It was a searing speech, signaling Biden’s decision to abandon his previously cautious approach—and it immediately prompted an equally bitter Republican backlash.
“This was an armed insurrection,” Biden declared from Statuary Hall inside the Capitol, where a year ago thousands of people brandishing Trump flags trampled over police to invade the chamber, forcing lawmakers to flee for their lives.
“For the first time in our history, a president not just lost an election. He tried to prevent the peaceful transfer of power,” Biden said.
“I will allow no one to place a dagger at the throat of democracy.”
Biden’s voice filled with anger as he laid out the dangers facing a country that has long styled itself as leader of the free world.
“Are we going to be a nation that accepts political violence as a norm?” he asked.
Trump doubles down
Although Biden deliberately did not mention Trump’s name, he made clear whom he was talking about in a blistering portrait of a man he said scorned democracy because he couldn’t accept defeat.
“The former president of the United States of America has created and spread a web of lies about the 2020 election,” Biden said. “He values power over principle.”
During the assault on Congress, Trump was “sitting in the private dining room off the Oval Office in the White House, watching it all on television and doing nothing,” Biden said, his anger clear.
Trump, who has spent the last year spreading conspiracy theories about his election loss to millions of followers, quickly fired back with a series of statements doubling down on his lie about the election “crime” and dismissing Biden’s speech as “political theater.”

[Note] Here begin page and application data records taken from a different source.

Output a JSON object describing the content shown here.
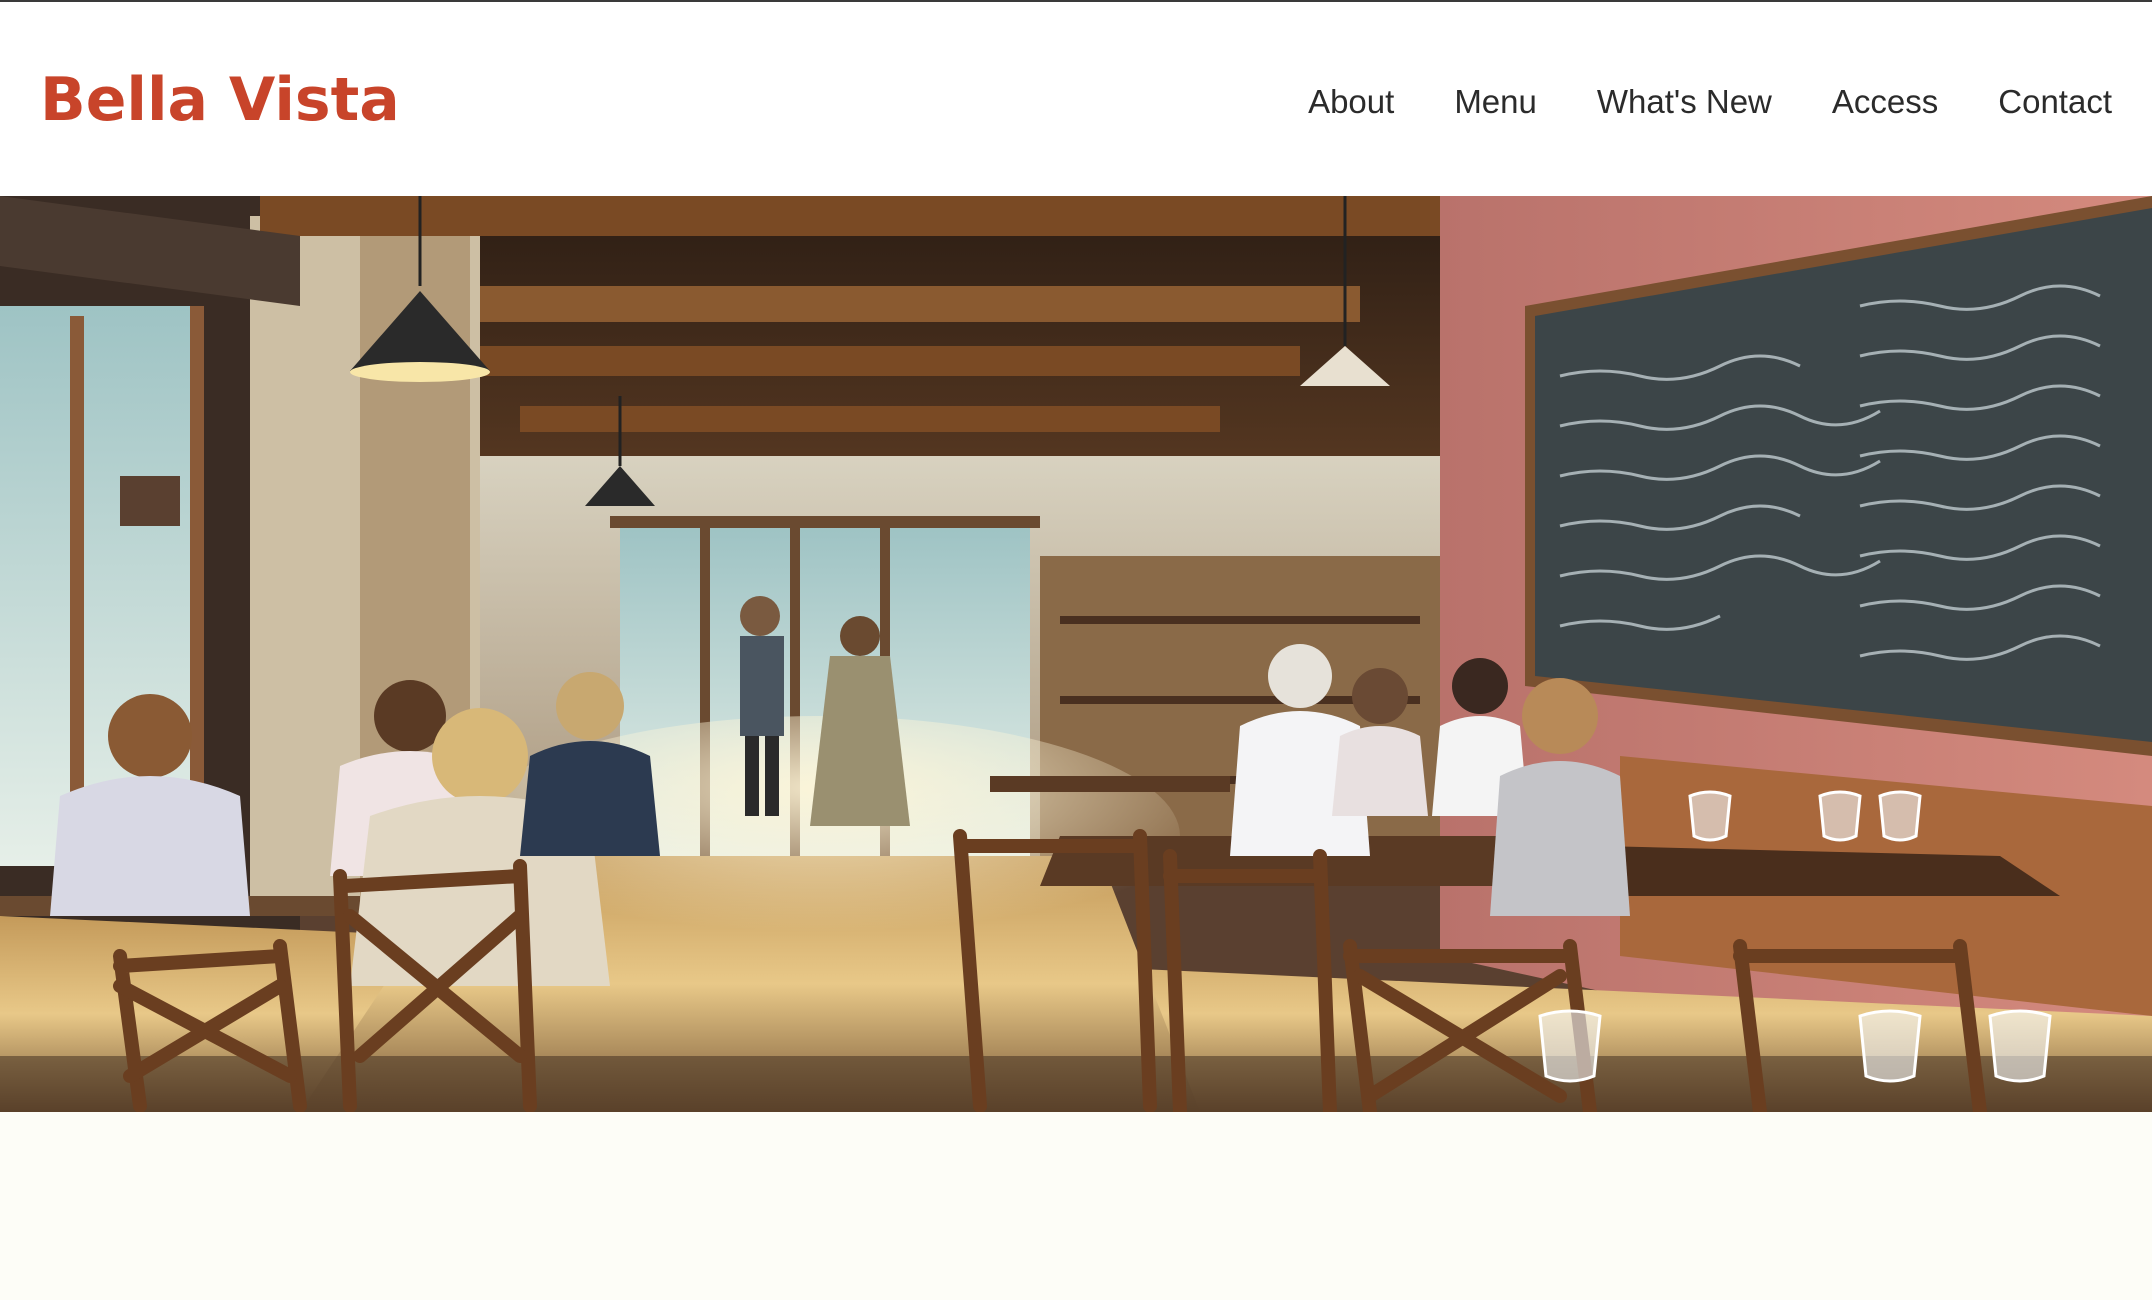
{
  "brand": {
    "name": "Bella Vista",
    "color": "#c8442a"
  },
  "nav": {
    "items": [
      {
        "label": "About"
      },
      {
        "label": "Menu"
      },
      {
        "label": "What's New"
      },
      {
        "label": "Access"
      },
      {
        "label": "Contact"
      }
    ]
  },
  "hero": {
    "image_kind": "painted restaurant interior",
    "icon": "hero-image"
  },
  "colors": {
    "background": "#fdfdf7",
    "header": "#ffffff",
    "nav_text": "#2b2b2b"
  }
}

And in an interview later with the conspiracy theory-peddling OAN television channel, Trump again falsely claimed that the election was “rigged” with “hundreds of thousands of votes in certain states.”
Republicans keep clear

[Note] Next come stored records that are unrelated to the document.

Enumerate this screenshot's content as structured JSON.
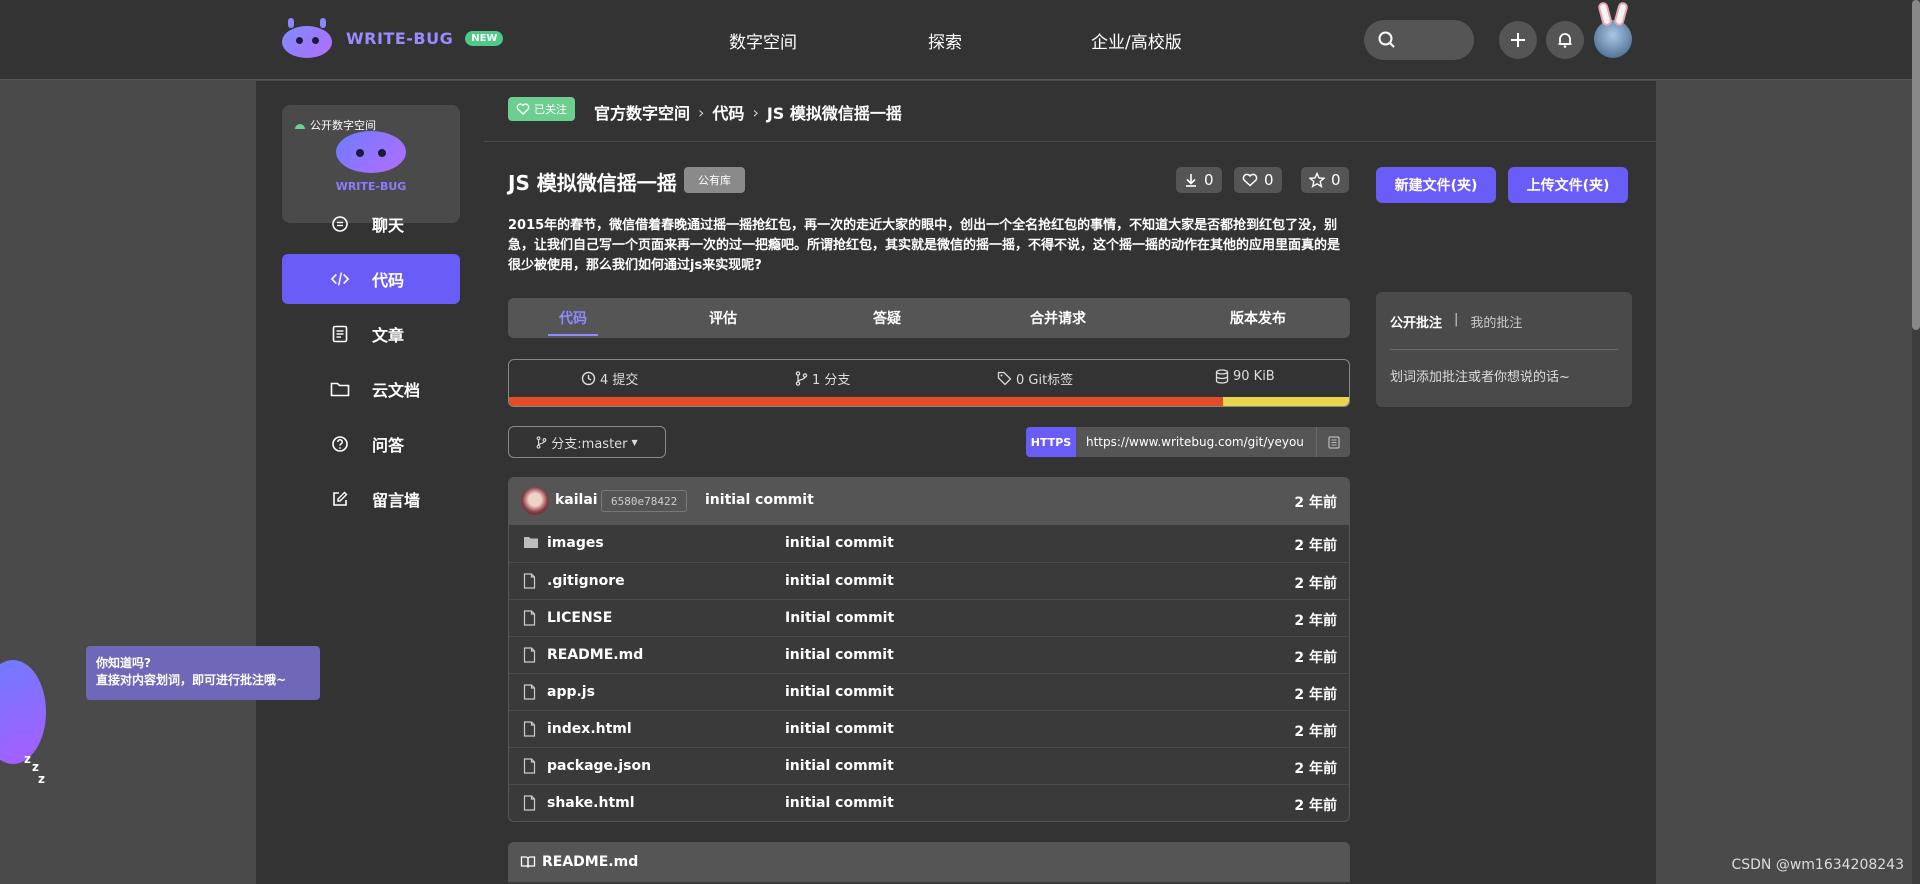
{
  "header": {
    "logo_text": "WRITE-BUG",
    "new_badge": "NEW",
    "nav": [
      "数字空间",
      "探索",
      "企业/高校版"
    ]
  },
  "sidebar": {
    "space_tag": "公开数字空间",
    "space_brand": "WRITE-BUG",
    "items": [
      {
        "label": "聊天",
        "icon": "chat-icon"
      },
      {
        "label": "代码",
        "icon": "code-icon",
        "active": true
      },
      {
        "label": "文章",
        "icon": "article-icon"
      },
      {
        "label": "云文档",
        "icon": "folder-icon"
      },
      {
        "label": "问答",
        "icon": "question-icon"
      },
      {
        "label": "留言墙",
        "icon": "edit-icon"
      }
    ]
  },
  "breadcrumb": {
    "follow_label": "已关注",
    "items": [
      "官方数字空间",
      "代码",
      "JS 模拟微信摇一摇"
    ]
  },
  "repo": {
    "title": "JS 模拟微信摇一摇",
    "visibility": "公有库",
    "downloads": "0",
    "likes": "0",
    "stars": "0",
    "description": "2015年的春节，微信借着春晚通过摇一摇抢红包，再一次的走近大家的眼中，创出一个全名抢红包的事情，不知道大家是否都抢到红包了没，别急，让我们自己写一个页面来再一次的过一把瘾吧。所谓抢红包，其实就是微信的摇一摇，不得不说，这个摇一摇的动作在其他的应用里面真的是很少被使用，那么我们如何通过js来实现呢?"
  },
  "tabs": [
    "代码",
    "评估",
    "答疑",
    "合并请求",
    "版本发布"
  ],
  "stats": {
    "commits": "4 提交",
    "branches": "1 分支",
    "tags": "0 Git标签",
    "size": "90 KiB",
    "languages": [
      {
        "color": "#e34c26",
        "fraction": 0.85
      },
      {
        "color": "#e8d44d",
        "fraction": 0.15
      }
    ]
  },
  "branch": {
    "label": "分支:master"
  },
  "clone": {
    "protocol": "HTTPS",
    "url": "https://www.writebug.com/git/yeyou"
  },
  "latest_commit": {
    "user": "kailai",
    "hash": "6580e78422",
    "message": "initial commit",
    "time": "2 年前"
  },
  "files": [
    {
      "name": "images",
      "type": "folder",
      "message": "initial commit",
      "time": "2 年前"
    },
    {
      "name": ".gitignore",
      "type": "file",
      "message": "initial commit",
      "time": "2 年前"
    },
    {
      "name": "LICENSE",
      "type": "file",
      "message": "Initial commit",
      "time": "2 年前"
    },
    {
      "name": "README.md",
      "type": "file",
      "message": "initial commit",
      "time": "2 年前"
    },
    {
      "name": "app.js",
      "type": "file",
      "message": "initial commit",
      "time": "2 年前"
    },
    {
      "name": "index.html",
      "type": "file",
      "message": "initial commit",
      "time": "2 年前"
    },
    {
      "name": "package.json",
      "type": "file",
      "message": "initial commit",
      "time": "2 年前"
    },
    {
      "name": "shake.html",
      "type": "file",
      "message": "initial commit",
      "time": "2 年前"
    }
  ],
  "readme": {
    "title": "README.md"
  },
  "actions": {
    "new_file": "新建文件(夹)",
    "upload_file": "上传文件(夹)"
  },
  "notes": {
    "tab_public": "公开批注",
    "separator": "|",
    "tab_mine": "我的批注",
    "hint": "划词添加批注或者你想说的话~"
  },
  "tip": {
    "line1": "你知道吗?",
    "line2": "直接对内容划词，即可进行批注哦~"
  },
  "watermark": "CSDN @wm1634208243",
  "colors": {
    "accent": "#6a5cf6",
    "follow": "#6ccf8f",
    "tab_active": "#8e8aff"
  }
}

In the evening, House Speaker Nancy Pelosi and other Democrats held a candle-lit outdoor vigil on the Capitol steps, praying for the police officers who died following the violence and singing “God Bless America.”

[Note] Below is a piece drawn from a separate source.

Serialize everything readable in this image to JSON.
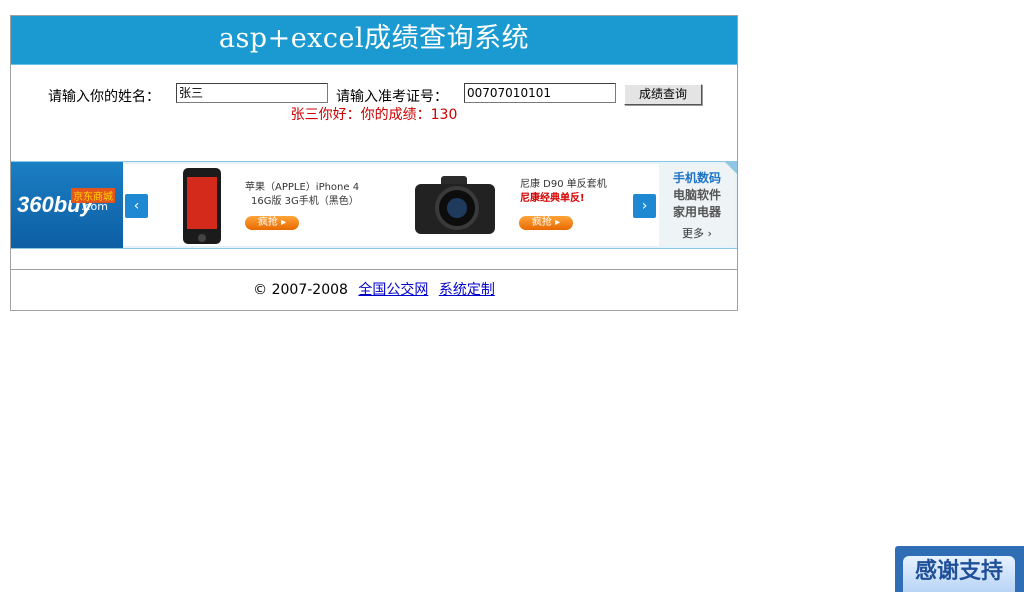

However, such are the depths of division 12 months later that barely any Republicans attended the events.
The party’s top lawmaker, senator Mitch McConnell, was leading a delegation to a funeral of a recently deceased senator some 600 miles (965 kilometers) away in Atlanta, Georgia.
In a statement, McConnell said 6 January had been a “dark day” but called it “stunning to see some Washington Democrats try to exploit this anniversary.”
McConnell was among the senior Republicans a year ago who condemned Trump for stoking the unprecedented violence with his barrage of lies about fraud, which no court or independent investigator has ever substantiated.
Since then, however, almost the entire party has quietly backed off from talking about 6 January, bowing to Trump’s enormous influence with Republican voters—and possible bid to return as president in 2024.
One top Republican, House Minority Whip Steve Scalise, said Democrats “want this to be politicized... They want every day to be about 6 January.”
A photo tweeted by Democratic Senator Chris Murphy showed just two Republicans present at the minute of silence held for Capitol police officers who died in the wake of the unrest. “An extraordinary image of where this country’s politics are,” Murphy said.
Writing in The New York Times, former Democratic president Jimmy Carter said the United States “teeters on the brink of a widening abyss.”
“Without immediate action, we are at genuine risk of civil conflict and losing our precious democracy. Americans must set aside differences and work together before it is too late,” Carter wrote.
More surprising was the voice of Karl Rove, one of the chief architects of Republican strategy over the last 30 years, who wrote in the right-leaning Wall Street Journal editorial pages that there can be no forgiveness for the assault on democracy.
“There can be no soft-pedalling what happened and no absolution for those who planned, encouraged and aided the attempt to overthrow our democracy. Love of country demands nothing less. That’s true patriotism,” he wrote.